Catchball is a collaboration technique that involves passing ideas from one person to another for input, feedback, and action. Someone starts the “ball” rolling by defining the purpose, goals, background, and challenges. It is always clear who has responsibility for the idea and the ball can bounce around until the improvement or plan is complete. It is ideally suited for eliminating the friction that can happen when people operate in a strictly top-down management style.
#4 Control Charts
A process control chart is a graph used to monitor how a process behaves over time. Data are plotted in time order in a chart with a central line for the average (sometimes a median), an upper line for the upper control limit, and a lower line for the lower control limit. These lines are calculated from historical data and usually cover three standard deviations from the mean. Process control charts help managers avoid overreacting to every up and downswing. They eliminate problems caused by only looking at average results, instead of the variations of results.
DMAIC is an improvement cycle with five phases: define, measure, analyze, improve, control. This process is used to help ensure that improvements are data-driven, measurable, and repeatable. Ideally, improvement software is used to ensure that the cycle runs smoothly and that results are calculated over the long haul. Once a DMAIC cycle is complete, a new one can begin.
#7 Gemba Walks
During a Gemba walk, a leader visits the place where work is actually done to observe and identify potential opportunities for improvement. Like many Six Sigma tools, Gemba comes from the Japanese. It means, “The real place.” Leaders never review the performance of employees on a Gemba walk, nor do they make immediate changes. Rather, after a period of reflection, the targeted improvements are made in a structured manner.
More on Gemba walks in this free eBook:
#8 Hoshin Kanri
Hoshin Kanri (AKA Policy Deployment) is a strategic planning method designed to produce an organization that is aligned and driving toward the same goals. The approach seeks to balance the need to address daily incremental improvement and achieve the organization’s three to five-year breakthrough objectives.
Leaders at Toyota applied the visualization principles commonly used in grocery stores to stock shelves and maintain inventory to auto manufacturing. The goal is to maximize the flow of goods and work without unnecessary inventory or transportation. Cards are used to visualize work, limit work-in-progress, and continuous flow of value.
PDSA stands for Plan, Do, Study, Act. Like DMAIC, it is a structured improvement cycle. Each step is documented as the opportunity for improvement is executed. The results form the basis for the current Standard Work and the taking off point for the next improvement cycle.
#10 Standard Work
Speaking of Standard work, it is the documentation of the best practices for any process or task at that given moment. It is typically created and updated by the people who do the work and it forms the baseline for future improvement.

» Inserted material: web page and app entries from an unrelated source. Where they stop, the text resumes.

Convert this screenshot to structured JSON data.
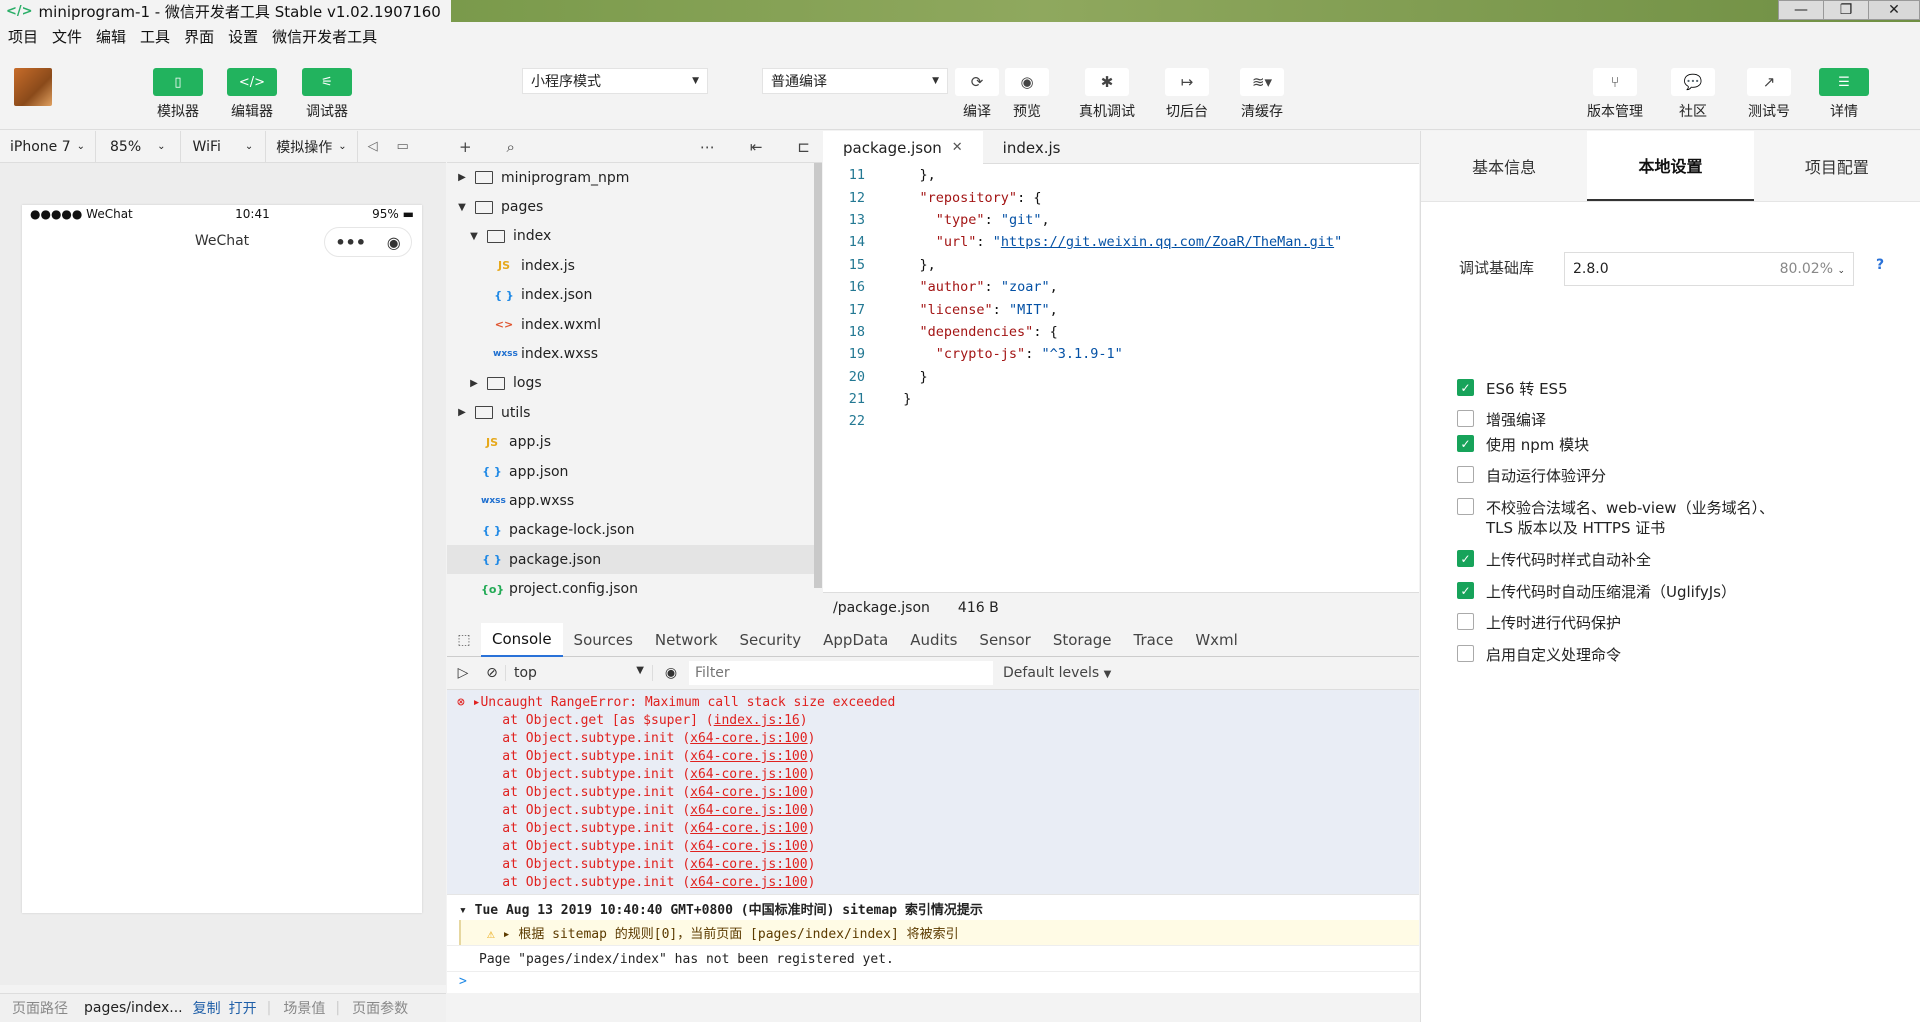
{
  "window": {
    "title": "miniprogram-1 - 微信开发者工具 Stable v1.02.1907160",
    "logo": "</>"
  },
  "menu": [
    "项目",
    "文件",
    "编辑",
    "工具",
    "界面",
    "设置",
    "微信开发者工具"
  ],
  "toolbar": {
    "simulator": "模拟器",
    "editor": "编辑器",
    "debugger": "调试器",
    "mode": "小程序模式",
    "compile_mode": "普通编译",
    "compile": "编译",
    "preview": "预览",
    "remote_debug": "真机调试",
    "background": "切后台",
    "clear_cache": "清缓存",
    "version": "版本管理",
    "community": "社区",
    "test": "测试号",
    "details": "详情"
  },
  "simulator_bar": {
    "device": "iPhone 7",
    "zoom": "85%",
    "network": "WiFi",
    "operation": "模拟操作"
  },
  "phone": {
    "carrier": "●●●●● WeChat",
    "time": "10:41",
    "battery": "95%",
    "nav_title": "WeChat"
  },
  "bottom": {
    "path_label": "页面路径",
    "path_value": "pages/index...",
    "copy": "复制",
    "open": "打开",
    "scene": "场景值",
    "params": "页面参数"
  },
  "explorer": [
    {
      "type": "folder",
      "name": "miniprogram_npm",
      "level": 0,
      "expanded": false
    },
    {
      "type": "folder",
      "name": "pages",
      "level": 0,
      "expanded": true
    },
    {
      "type": "folder",
      "name": "index",
      "level": 1,
      "expanded": true
    },
    {
      "type": "js",
      "icon": "JS",
      "name": "index.js",
      "level": 2
    },
    {
      "type": "json",
      "icon": "{ }",
      "name": "index.json",
      "level": 2
    },
    {
      "type": "wxml",
      "icon": "<>",
      "name": "index.wxml",
      "level": 2
    },
    {
      "type": "wxss",
      "icon": "wxss",
      "name": "index.wxss",
      "level": 2
    },
    {
      "type": "folder",
      "name": "logs",
      "level": 1,
      "expanded": false
    },
    {
      "type": "folder",
      "name": "utils",
      "level": 0,
      "expanded": false
    },
    {
      "type": "js",
      "icon": "JS",
      "name": "app.js",
      "level": 1
    },
    {
      "type": "json",
      "icon": "{ }",
      "name": "app.json",
      "level": 1
    },
    {
      "type": "wxss",
      "icon": "wxss",
      "name": "app.wxss",
      "level": 1
    },
    {
      "type": "json",
      "icon": "{ }",
      "name": "package-lock.json",
      "level": 1
    },
    {
      "type": "json",
      "icon": "{ }",
      "name": "package.json",
      "level": 1,
      "active": true
    },
    {
      "type": "cfg",
      "icon": "{o}",
      "name": "project.config.json",
      "level": 1
    }
  ],
  "editor_tabs": [
    "package.json",
    "index.js"
  ],
  "code": [
    {
      "n": "11",
      "t": [
        [
          "p",
          "    },"
        ]
      ]
    },
    {
      "n": "12",
      "t": [
        [
          "p",
          "    "
        ],
        [
          "k",
          "\"repository\""
        ],
        [
          "p",
          ": {"
        ]
      ]
    },
    {
      "n": "13",
      "t": [
        [
          "p",
          "      "
        ],
        [
          "k",
          "\"type\""
        ],
        [
          "p",
          ": "
        ],
        [
          "s",
          "\"git\""
        ],
        [
          "p",
          ","
        ]
      ]
    },
    {
      "n": "14",
      "t": [
        [
          "p",
          "      "
        ],
        [
          "k",
          "\"url\""
        ],
        [
          "p",
          ": "
        ],
        [
          "s",
          "\""
        ],
        [
          "u",
          "https://git.weixin.qq.com/ZoaR/TheMan.git"
        ],
        [
          "s",
          "\""
        ]
      ]
    },
    {
      "n": "15",
      "t": [
        [
          "p",
          "    },"
        ]
      ]
    },
    {
      "n": "16",
      "t": [
        [
          "p",
          "    "
        ],
        [
          "k",
          "\"author\""
        ],
        [
          "p",
          ": "
        ],
        [
          "s",
          "\"zoar\""
        ],
        [
          "p",
          ","
        ]
      ]
    },
    {
      "n": "17",
      "t": [
        [
          "p",
          "    "
        ],
        [
          "k",
          "\"license\""
        ],
        [
          "p",
          ": "
        ],
        [
          "s",
          "\"MIT\""
        ],
        [
          "p",
          ","
        ]
      ]
    },
    {
      "n": "18",
      "t": [
        [
          "p",
          "    "
        ],
        [
          "k",
          "\"dependencies\""
        ],
        [
          "p",
          ": {"
        ]
      ]
    },
    {
      "n": "19",
      "t": [
        [
          "p",
          "      "
        ],
        [
          "k",
          "\"crypto-js\""
        ],
        [
          "p",
          ": "
        ],
        [
          "s",
          "\"^3.1.9-1\""
        ]
      ]
    },
    {
      "n": "20",
      "t": [
        [
          "p",
          "    }"
        ]
      ]
    },
    {
      "n": "21",
      "t": [
        [
          "p",
          "  }"
        ]
      ]
    },
    {
      "n": "22",
      "t": [
        [
          "p",
          ""
        ]
      ]
    }
  ],
  "editor_status": {
    "file": "/package.json",
    "size": "416 B"
  },
  "devtools_tabs": [
    "Console",
    "Sources",
    "Network",
    "Security",
    "AppData",
    "Audits",
    "Sensor",
    "Storage",
    "Trace",
    "Wxml"
  ],
  "devtools_filter": {
    "context": "top",
    "placeholder": "Filter",
    "levels": "Default levels"
  },
  "console": {
    "error_head": "Uncaught RangeError: Maximum call stack size exceeded",
    "stack": [
      {
        "t": "    at Object.get [as $super] (",
        "l": "index.js:16",
        "e": ")"
      },
      {
        "t": "    at Object.subtype.init (",
        "l": "x64-core.js:100",
        "e": ")"
      },
      {
        "t": "    at Object.subtype.init (",
        "l": "x64-core.js:100",
        "e": ")"
      },
      {
        "t": "    at Object.subtype.init (",
        "l": "x64-core.js:100",
        "e": ")"
      },
      {
        "t": "    at Object.subtype.init (",
        "l": "x64-core.js:100",
        "e": ")"
      },
      {
        "t": "    at Object.subtype.init (",
        "l": "x64-core.js:100",
        "e": ")"
      },
      {
        "t": "    at Object.subtype.init (",
        "l": "x64-core.js:100",
        "e": ")"
      },
      {
        "t": "    at Object.subtype.init (",
        "l": "x64-core.js:100",
        "e": ")"
      },
      {
        "t": "    at Object.subtype.init (",
        "l": "x64-core.js:100",
        "e": ")"
      },
      {
        "t": "    at Object.subtype.init (",
        "l": "x64-core.js:100",
        "e": ")"
      }
    ],
    "group_head": "Tue Aug 13 2019 10:40:40 GMT+0800 (中国标准时间) sitemap 索引情况提示",
    "warning": "根据 sitemap 的规则[0]，当前页面 [pages/index/index] 将被索引",
    "log": "Page \"pages/index/index\" has not been registered yet.",
    "prompt": ">"
  },
  "right_panel": {
    "tabs": [
      "基本信息",
      "本地设置",
      "项目配置"
    ],
    "lib_label": "调试基础库",
    "lib_version": "2.8.0",
    "lib_percent": "80.02%",
    "help": "?",
    "options": [
      {
        "label": "ES6 转 ES5",
        "checked": true
      },
      {
        "label": "增强编译",
        "checked": false
      },
      {
        "label": "使用 npm 模块",
        "checked": true
      },
      {
        "label": "自动运行体验评分",
        "checked": false
      },
      {
        "label": "不校验合法域名、web-view（业务域名）、TLS 版本以及 HTTPS 证书",
        "checked": false
      },
      {
        "label": "上传代码时样式自动补全",
        "checked": true
      },
      {
        "label": "上传代码时自动压缩混淆（UglifyJs）",
        "checked": true
      },
      {
        "label": "上传时进行代码保护",
        "checked": false
      },
      {
        "label": "启用自定义处理命令",
        "checked": false
      }
    ]
  },
  "colors": {
    "accent": "#22b35e",
    "error": "#e0211f",
    "link": "#1f5fa8"
  }
}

#11 The 5 Whys
The 5 Whys is a simple, yet powerful technique for finding the root cause of a problem. Someone starts with a statement and then continues to ask, “Why?” until the foundation of the problem is discovered. Asking, “Why?” 5 times will often get you there, but the number is a suggestion, not set in stone. (Here’s a good example of how it works in real life.)
#12 Value Stream Mapping (VSM)
Value Stream Mapping is a Six Sigma tool for documenting and analyzing the steps of a process from the raw materials to delivery to the customer. Once the map of the current state is defined, team members can identify unnecessary steps or opportunities to eliminate waste and begin an improvement cycle.
This isn’t an exhaustive list, but as you can see, there are many tools for those practicing Six Sigma to work with. Each lends itself to certain challenges and phases of improvement. When used together they can be a strong force for positive change.